Watch Video Show less
Switzerland
Julie Rambal

(Even Older) Boomerang Children Weigh On Parents' Well-Being

More and more young and not-so-young people are returning home to live with their parents. A phenomenon which is hard on their aging parents.

GENEVA — Françoise, 71, couldn't have dreamt of a more complicated relationship with her 39-year-old daughter Sandra. They used to speak every day, and not a week would pass without them seeing one another. But their relationship changed last September when Sandra arrived and unpacked her suitcases after a break-up. "She stayed seven months. Hell!" sighs Françoise. "She never ceased to remind me that I am old and decrepit and that she can't stand my retired life. Worse, she didn't do anything around the house, despite the fact that she acted very autonomously. I found myself stuck with a 40-year-old teenager."

Françoise says her grown daughter, who wanted a child of her own, had been stung badly by her boyfriend who changed his mind at the last minute. "She took her anger out on me," the aging mother said. "I didn't dare to invite friends over for lunch if she so much as seemed to be in a bad mood. I felt obliged to constantly be at her disposal."
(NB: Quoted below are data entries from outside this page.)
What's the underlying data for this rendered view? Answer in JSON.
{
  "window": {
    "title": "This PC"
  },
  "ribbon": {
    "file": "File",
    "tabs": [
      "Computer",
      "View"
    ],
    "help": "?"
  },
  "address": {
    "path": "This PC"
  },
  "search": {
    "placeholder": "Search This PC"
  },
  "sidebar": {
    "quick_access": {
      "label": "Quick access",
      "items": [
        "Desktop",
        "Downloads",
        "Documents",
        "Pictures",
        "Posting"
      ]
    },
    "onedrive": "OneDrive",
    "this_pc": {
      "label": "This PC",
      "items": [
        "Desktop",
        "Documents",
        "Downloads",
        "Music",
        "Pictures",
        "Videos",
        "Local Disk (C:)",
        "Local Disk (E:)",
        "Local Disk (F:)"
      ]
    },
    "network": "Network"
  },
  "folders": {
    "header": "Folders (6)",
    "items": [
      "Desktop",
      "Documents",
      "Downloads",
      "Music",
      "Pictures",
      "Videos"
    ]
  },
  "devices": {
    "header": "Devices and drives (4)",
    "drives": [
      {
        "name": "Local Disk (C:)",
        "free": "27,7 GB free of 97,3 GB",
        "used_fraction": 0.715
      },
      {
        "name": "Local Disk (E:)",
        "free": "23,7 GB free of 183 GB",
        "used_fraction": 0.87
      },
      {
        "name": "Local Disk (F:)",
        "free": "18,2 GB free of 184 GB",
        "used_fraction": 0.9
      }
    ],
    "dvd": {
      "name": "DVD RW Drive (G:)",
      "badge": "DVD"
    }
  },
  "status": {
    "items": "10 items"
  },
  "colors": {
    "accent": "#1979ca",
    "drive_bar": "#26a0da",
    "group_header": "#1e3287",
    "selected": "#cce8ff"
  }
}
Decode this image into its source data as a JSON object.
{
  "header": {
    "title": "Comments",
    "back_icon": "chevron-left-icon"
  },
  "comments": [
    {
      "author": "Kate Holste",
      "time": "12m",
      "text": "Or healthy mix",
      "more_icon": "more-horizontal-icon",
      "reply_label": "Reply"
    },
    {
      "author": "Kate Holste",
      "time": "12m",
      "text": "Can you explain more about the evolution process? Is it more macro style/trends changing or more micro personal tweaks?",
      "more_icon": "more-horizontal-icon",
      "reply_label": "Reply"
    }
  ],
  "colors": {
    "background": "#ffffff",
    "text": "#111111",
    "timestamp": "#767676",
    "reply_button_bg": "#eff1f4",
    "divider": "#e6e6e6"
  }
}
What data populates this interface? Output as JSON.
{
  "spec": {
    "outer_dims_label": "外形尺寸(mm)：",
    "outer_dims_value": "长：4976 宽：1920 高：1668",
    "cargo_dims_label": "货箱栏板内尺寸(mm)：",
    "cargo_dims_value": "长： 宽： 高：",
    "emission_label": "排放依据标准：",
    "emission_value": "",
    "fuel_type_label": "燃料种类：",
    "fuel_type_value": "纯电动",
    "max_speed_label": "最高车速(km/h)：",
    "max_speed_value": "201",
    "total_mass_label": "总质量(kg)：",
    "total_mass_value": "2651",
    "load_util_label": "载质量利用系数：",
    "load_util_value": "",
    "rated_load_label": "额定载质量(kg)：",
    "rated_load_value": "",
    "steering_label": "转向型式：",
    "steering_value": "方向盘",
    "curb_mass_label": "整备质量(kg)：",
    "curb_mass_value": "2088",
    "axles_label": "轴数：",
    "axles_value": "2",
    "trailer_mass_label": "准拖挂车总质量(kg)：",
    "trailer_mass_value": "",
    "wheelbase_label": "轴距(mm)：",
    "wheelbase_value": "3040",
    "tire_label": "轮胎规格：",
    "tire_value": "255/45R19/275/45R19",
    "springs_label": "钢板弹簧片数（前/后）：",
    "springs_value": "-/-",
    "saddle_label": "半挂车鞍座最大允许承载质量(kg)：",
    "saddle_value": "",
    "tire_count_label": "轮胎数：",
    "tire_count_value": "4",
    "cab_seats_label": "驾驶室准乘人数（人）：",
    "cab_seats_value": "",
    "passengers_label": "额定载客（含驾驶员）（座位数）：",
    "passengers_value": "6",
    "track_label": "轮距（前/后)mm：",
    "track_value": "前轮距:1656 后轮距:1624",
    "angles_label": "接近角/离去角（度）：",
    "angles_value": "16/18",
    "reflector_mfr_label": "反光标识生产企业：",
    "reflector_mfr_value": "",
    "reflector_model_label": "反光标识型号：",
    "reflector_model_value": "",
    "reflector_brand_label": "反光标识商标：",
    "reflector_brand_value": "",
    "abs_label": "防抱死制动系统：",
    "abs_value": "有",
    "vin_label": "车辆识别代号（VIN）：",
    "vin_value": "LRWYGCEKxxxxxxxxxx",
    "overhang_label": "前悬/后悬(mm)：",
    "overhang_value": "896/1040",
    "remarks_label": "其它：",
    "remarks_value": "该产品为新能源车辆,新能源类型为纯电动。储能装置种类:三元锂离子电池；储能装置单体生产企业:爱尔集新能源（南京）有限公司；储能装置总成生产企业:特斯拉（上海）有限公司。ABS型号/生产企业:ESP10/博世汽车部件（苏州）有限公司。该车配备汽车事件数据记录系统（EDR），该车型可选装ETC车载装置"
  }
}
Watch Video Show less
Switzerland
Fabien Goubet and Florian Delafoi

Behold Tomorrow! Meet The Professional Futurists

GENEVA — One day last October, during the morning talk show on Swiss state broadcaster RTS, still groggy viewers were brutally awakened by a sentence dropped live on-air: "Schools train children who will be decimated by artificial intelligence." The voice that dragged them out of their reverie belonged to a French doctor and entrepreneur named Laurent Alexandre. His words hit their mark, so much so that the video clip instantly went viral on social media.

Laurent Alexandre doesn't have a monopoly on snappy sentences. "Humanity will change more in the next 20 years than in the previous 300." This prediction is trademarked by Gerd Leonhard, one of Europe's leading thinkers of the future. The website of this Zurich-based German thinker is worth its weight in divinatory herbs. In the background, a video plays on a loop, showing the spry 50-year-old in a dark suit with a sly smile and wavy gray hair. Leonhard's face turns in slow motion towards the horizon, his gaze plunged serenely towards the future. A yellow sticker that reads "Top 100 Wired" reminds us that Leonhard is among the world's most influential personalities on innovation. Visitors are then invited to "futurize their business', in other words, hire Gerd's services for a conference.

Watch Video Show less
Switzerland
Valère Gogniat

Rolex, Making Of A Worldwide Reputation From A Swiss Backyard

GENEVA — At a time when trust and truth are under attack, it's somehow comforting to see that some reputations can still go untarnished.

For the third year in a row, Swiss company Rolex has earned the designation as the company with the world's best reputation, as awarded by the Reputation Institute, based in Cambridge, Massachusetts. The timeless watchmakers beat out (in order) LEGO, Google, Canon and the Walt Disney Company to the top spot.

Watch Video Show less
Switzerland
Mathilde Farine and Céline Zünd

Is Switzerland Finally On Its Way To Being Cool?

It may not be Europe's biggest trend setter, but in subtle ways, the land-locked, quadrilingual republic is fashioning a hipper, more confident cultural identity.

ZURICH — Ask any Swiss person if they think their country is cool and you're likely to get a raised eyebrow, maybe even a burst of laughter. Efficient? Sure. Switzerland is also safe, tidy. All that. But cool? That's just not the first word that comes to mind — unless you're Nicolas Bideau, director of the federal agency Presence Switzerland.

Bideau's job is to promote the country's image, which is his mind, has every reason to be considered cool. Take Roger Federer. He's "the king of coolness," in Bideau's opinion. There's also the "Nati," as the Swiss national soccer team is known. And so on and so forth. "The Swiss-made brand is so cool that everybody wants to copy it," the Presence Switzerland head insists.

Watch Video Show less
EXPLORE OTHER TOPICS